INSTRUCTIONS FOR THE TASK – Give back the data below exactly as it was given.

--- START ---

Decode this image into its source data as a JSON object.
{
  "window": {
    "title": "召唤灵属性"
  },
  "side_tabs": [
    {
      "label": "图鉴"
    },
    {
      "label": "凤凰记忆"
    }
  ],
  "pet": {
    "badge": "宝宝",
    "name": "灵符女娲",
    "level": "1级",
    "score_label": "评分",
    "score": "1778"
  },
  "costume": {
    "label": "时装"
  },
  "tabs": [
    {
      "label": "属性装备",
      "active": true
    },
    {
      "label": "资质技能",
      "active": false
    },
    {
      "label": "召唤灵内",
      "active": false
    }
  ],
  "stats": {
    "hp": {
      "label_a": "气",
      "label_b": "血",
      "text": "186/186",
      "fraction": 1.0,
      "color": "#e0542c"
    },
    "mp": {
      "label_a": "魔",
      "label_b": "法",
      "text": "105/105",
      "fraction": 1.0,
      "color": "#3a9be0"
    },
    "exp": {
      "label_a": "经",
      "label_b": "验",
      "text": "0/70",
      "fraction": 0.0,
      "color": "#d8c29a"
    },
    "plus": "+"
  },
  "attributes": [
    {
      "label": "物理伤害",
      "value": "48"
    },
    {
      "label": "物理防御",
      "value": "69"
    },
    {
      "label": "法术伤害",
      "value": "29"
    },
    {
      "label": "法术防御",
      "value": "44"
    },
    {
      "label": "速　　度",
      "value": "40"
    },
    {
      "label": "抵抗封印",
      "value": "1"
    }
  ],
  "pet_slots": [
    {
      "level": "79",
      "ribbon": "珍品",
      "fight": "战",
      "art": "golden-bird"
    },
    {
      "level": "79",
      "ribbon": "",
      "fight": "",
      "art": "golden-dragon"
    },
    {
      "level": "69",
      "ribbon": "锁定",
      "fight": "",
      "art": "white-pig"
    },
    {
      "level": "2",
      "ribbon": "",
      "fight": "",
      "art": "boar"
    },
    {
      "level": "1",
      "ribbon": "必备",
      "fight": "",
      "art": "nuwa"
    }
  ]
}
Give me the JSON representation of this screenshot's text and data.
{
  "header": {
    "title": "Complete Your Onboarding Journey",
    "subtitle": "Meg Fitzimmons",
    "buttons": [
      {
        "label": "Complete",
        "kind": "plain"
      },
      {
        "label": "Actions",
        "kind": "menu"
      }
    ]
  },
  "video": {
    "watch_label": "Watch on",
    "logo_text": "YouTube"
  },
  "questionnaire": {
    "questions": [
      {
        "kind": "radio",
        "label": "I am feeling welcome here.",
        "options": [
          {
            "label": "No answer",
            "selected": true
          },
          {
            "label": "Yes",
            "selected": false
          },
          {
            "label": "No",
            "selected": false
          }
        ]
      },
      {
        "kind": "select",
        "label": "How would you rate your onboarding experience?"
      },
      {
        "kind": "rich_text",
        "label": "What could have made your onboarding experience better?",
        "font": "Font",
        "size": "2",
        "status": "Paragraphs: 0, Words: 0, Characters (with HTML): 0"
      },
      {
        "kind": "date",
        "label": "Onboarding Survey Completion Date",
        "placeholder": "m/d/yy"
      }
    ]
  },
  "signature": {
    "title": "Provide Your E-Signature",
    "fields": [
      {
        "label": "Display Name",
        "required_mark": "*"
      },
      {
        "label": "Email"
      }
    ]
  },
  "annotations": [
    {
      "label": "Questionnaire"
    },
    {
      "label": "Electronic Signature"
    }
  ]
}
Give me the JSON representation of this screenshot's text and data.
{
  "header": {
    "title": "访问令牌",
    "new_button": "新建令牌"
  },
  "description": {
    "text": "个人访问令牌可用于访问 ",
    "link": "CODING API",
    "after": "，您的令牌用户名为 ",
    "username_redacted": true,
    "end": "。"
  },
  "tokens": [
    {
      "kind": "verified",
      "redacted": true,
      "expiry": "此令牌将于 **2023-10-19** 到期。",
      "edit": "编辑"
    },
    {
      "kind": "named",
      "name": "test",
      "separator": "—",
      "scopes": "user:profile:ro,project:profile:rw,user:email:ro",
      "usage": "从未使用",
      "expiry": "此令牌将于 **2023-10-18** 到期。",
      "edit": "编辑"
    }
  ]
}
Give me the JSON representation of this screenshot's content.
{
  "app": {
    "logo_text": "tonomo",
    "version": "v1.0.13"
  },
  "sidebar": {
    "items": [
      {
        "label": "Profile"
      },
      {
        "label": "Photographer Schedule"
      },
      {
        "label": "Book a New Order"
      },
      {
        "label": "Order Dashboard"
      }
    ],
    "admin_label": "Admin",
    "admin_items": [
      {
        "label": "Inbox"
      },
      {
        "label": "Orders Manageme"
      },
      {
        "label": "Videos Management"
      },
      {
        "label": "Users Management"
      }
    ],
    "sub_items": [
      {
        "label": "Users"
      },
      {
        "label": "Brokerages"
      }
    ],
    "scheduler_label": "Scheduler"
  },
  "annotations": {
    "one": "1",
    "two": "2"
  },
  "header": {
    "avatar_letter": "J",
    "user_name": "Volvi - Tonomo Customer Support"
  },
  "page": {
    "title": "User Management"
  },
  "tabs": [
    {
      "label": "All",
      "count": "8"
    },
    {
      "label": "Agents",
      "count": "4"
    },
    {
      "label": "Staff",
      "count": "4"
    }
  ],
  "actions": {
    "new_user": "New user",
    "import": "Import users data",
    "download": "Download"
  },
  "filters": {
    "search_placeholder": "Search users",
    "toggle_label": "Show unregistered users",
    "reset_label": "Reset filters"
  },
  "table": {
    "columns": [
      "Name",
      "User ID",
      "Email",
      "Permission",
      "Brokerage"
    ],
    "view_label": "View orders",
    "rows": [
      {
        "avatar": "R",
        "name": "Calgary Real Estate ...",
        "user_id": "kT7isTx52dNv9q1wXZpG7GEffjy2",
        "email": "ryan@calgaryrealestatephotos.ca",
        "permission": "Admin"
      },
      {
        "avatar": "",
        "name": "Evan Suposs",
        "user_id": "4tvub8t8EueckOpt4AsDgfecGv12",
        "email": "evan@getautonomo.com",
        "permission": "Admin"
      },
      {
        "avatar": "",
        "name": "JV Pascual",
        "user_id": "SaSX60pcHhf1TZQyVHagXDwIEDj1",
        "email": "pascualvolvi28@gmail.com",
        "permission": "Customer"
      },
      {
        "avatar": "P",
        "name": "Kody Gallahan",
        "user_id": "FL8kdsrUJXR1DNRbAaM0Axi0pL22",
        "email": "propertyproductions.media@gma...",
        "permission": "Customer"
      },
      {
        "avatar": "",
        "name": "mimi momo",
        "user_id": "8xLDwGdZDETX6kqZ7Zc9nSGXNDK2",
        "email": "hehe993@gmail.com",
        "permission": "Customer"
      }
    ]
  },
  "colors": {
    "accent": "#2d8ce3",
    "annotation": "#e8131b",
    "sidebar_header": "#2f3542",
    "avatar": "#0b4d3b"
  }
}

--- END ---

REPLY TO THE EXERCISE –
Decode this image into its source data as a JSON object.
{
  "window": {
    "title": "召唤灵属性"
  },
  "side_tabs": [
    {
      "label": "图鉴"
    },
    {
      "label": "凤凰记忆"
    }
  ],
  "pet": {
    "badge": "宝宝",
    "name": "灵符女娲",
    "level": "1级",
    "score_label": "评分",
    "score": "1778"
  },
  "costume": {
    "label": "时装"
  },
  "tabs": [
    {
      "label": "属性装备",
      "active": true
    },
    {
      "label": "资质技能",
      "active": false
    },
    {
      "label": "召唤灵内",
      "active": false
    }
  ],
  "stats": {
    "hp": {
      "label_a": "气",
      "label_b": "血",
      "text": "186/186",
      "fraction": 1.0,
      "color": "#e0542c"
    },
    "mp": {
      "label_a": "魔",
      "label_b": "法",
      "text": "105/105",
      "fraction": 1.0,
      "color": "#3a9be0"
    },
    "exp": {
      "label_a": "经",
      "label_b": "验",
      "text": "0/70",
      "fraction": 0.0,
      "color": "#d8c29a"
    },
    "plus": "+"
  },
  "attributes": [
    {
      "label": "物理伤害",
      "value": "48"
    },
    {
      "label": "物理防御",
      "value": "69"
    },
    {
      "label": "法术伤害",
      "value": "29"
    },
    {
      "label": "法术防御",
      "value": "44"
    },
    {
      "label": "速　　度",
      "value": "40"
    },
    {
      "label": "抵抗封印",
      "value": "1"
    }
  ],
  "pet_slots": [
    {
      "level": "79",
      "ribbon": "珍品",
      "fight": "战",
      "art": "golden-bird"
    },
    {
      "level": "79",
      "ribbon": "",
      "fight": "",
      "art": "golden-dragon"
    },
    {
      "level": "69",
      "ribbon": "锁定",
      "fight": "",
      "art": "white-pig"
    },
    {
      "level": "2",
      "ribbon": "",
      "fight": "",
      "art": "boar"
    },
    {
      "level": "1",
      "ribbon": "必备",
      "fight": "",
      "art": "nuwa"
    }
  ]
}
Give me the JSON representation of this screenshot's text and data.
{
  "header": {
    "title": "Complete Your Onboarding Journey",
    "subtitle": "Meg Fitzimmons",
    "buttons": [
      {
        "label": "Complete",
        "kind": "plain"
      },
      {
        "label": "Actions",
        "kind": "menu"
      }
    ]
  },
  "video": {
    "watch_label": "Watch on",
    "logo_text": "YouTube"
  },
  "questionnaire": {
    "questions": [
      {
        "kind": "radio",
        "label": "I am feeling welcome here.",
        "options": [
          {
            "label": "No answer",
            "selected": true
          },
          {
            "label": "Yes",
            "selected": false
          },
          {
            "label": "No",
            "selected": false
          }
        ]
      },
      {
        "kind": "select",
        "label": "How would you rate your onboarding experience?"
      },
      {
        "kind": "rich_text",
        "label": "What could have made your onboarding experience better?",
        "font": "Font",
        "size": "2",
        "status": "Paragraphs: 0, Words: 0, Characters (with HTML): 0"
      },
      {
        "kind": "date",
        "label": "Onboarding Survey Completion Date",
        "placeholder": "m/d/yy"
      }
    ]
  },
  "signature": {
    "title": "Provide Your E-Signature",
    "fields": [
      {
        "label": "Display Name",
        "required_mark": "*"
      },
      {
        "label": "Email"
      }
    ]
  },
  "annotations": [
    {
      "label": "Questionnaire"
    },
    {
      "label": "Electronic Signature"
    }
  ]
}
Give me the JSON representation of this screenshot's text and data.
{
  "header": {
    "title": "访问令牌",
    "new_button": "新建令牌"
  },
  "description": {
    "text": "个人访问令牌可用于访问 ",
    "link": "CODING API",
    "after": "，您的令牌用户名为 ",
    "username_redacted": true,
    "end": "。"
  },
  "tokens": [
    {
      "kind": "verified",
      "redacted": true,
      "expiry": "此令牌将于 **2023-10-19** 到期。",
      "edit": "编辑"
    },
    {
      "kind": "named",
      "name": "test",
      "separator": "—",
      "scopes": "user:profile:ro,project:profile:rw,user:email:ro",
      "usage": "从未使用",
      "expiry": "此令牌将于 **2023-10-18** 到期。",
      "edit": "编辑"
    }
  ]
}
Give me the JSON representation of this screenshot's content.
{
  "app": {
    "logo_text": "tonomo",
    "version": "v1.0.13"
  },
  "sidebar": {
    "items": [
      {
        "label": "Profile"
      },
      {
        "label": "Photographer Schedule"
      },
      {
        "label": "Book a New Order"
      },
      {
        "label": "Order Dashboard"
      }
    ],
    "admin_label": "Admin",
    "admin_items": [
      {
        "label": "Inbox"
      },
      {
        "label": "Orders Manageme"
      },
      {
        "label": "Videos Management"
      },
      {
        "label": "Users Management"
      }
    ],
    "sub_items": [
      {
        "label": "Users"
      },
      {
        "label": "Brokerages"
      }
    ],
    "scheduler_label": "Scheduler"
  },
  "annotations": {
    "one": "1",
    "two": "2"
  },
  "header": {
    "avatar_letter": "J",
    "user_name": "Volvi - Tonomo Customer Support"
  },
  "page": {
    "title": "User Management"
  },
  "tabs": [
    {
      "label": "All",
      "count": "8"
    },
    {
      "label": "Agents",
      "count": "4"
    },
    {
      "label": "Staff",
      "count": "4"
    }
  ],
  "actions": {
    "new_user": "New user",
    "import": "Import users data",
    "download": "Download"
  },
  "filters": {
    "search_placeholder": "Search users",
    "toggle_label": "Show unregistered users",
    "reset_label": "Reset filters"
  },
  "table": {
    "columns": [
      "Name",
      "User ID",
      "Email",
      "Permission",
      "Brokerage"
    ],
    "view_label": "View orders",
    "rows": [
      {
        "avatar": "R",
        "name": "Calgary Real Estate ...",
        "user_id": "kT7isTx52dNv9q1wXZpG7GEffjy2",
        "email": "ryan@calgaryrealestatephotos.ca",
        "permission": "Admin"
      },
      {
        "avatar": "",
        "name": "Evan Suposs",
        "user_id": "4tvub8t8EueckOpt4AsDgfecGv12",
        "email": "evan@getautonomo.com",
        "permission": "Admin"
      },
      {
        "avatar": "",
        "name": "JV Pascual",
        "user_id": "SaSX60pcHhf1TZQyVHagXDwIEDj1",
        "email": "pascualvolvi28@gmail.com",
        "permission": "Customer"
      },
      {
        "avatar": "P",
        "name": "Kody Gallahan",
        "user_id": "FL8kdsrUJXR1DNRbAaM0Axi0pL22",
        "email": "propertyproductions.media@gma...",
        "permission": "Customer"
      },
      {
        "avatar": "",
        "name": "mimi momo",
        "user_id": "8xLDwGdZDETX6kqZ7Zc9nSGXNDK2",
        "email": "hehe993@gmail.com",
        "permission": "Customer"
      }
    ]
  },
  "colors": {
    "accent": "#2d8ce3",
    "annotation": "#e8131b",
    "sidebar_header": "#2f3542",
    "avatar": "#0b4d3b"
  }
}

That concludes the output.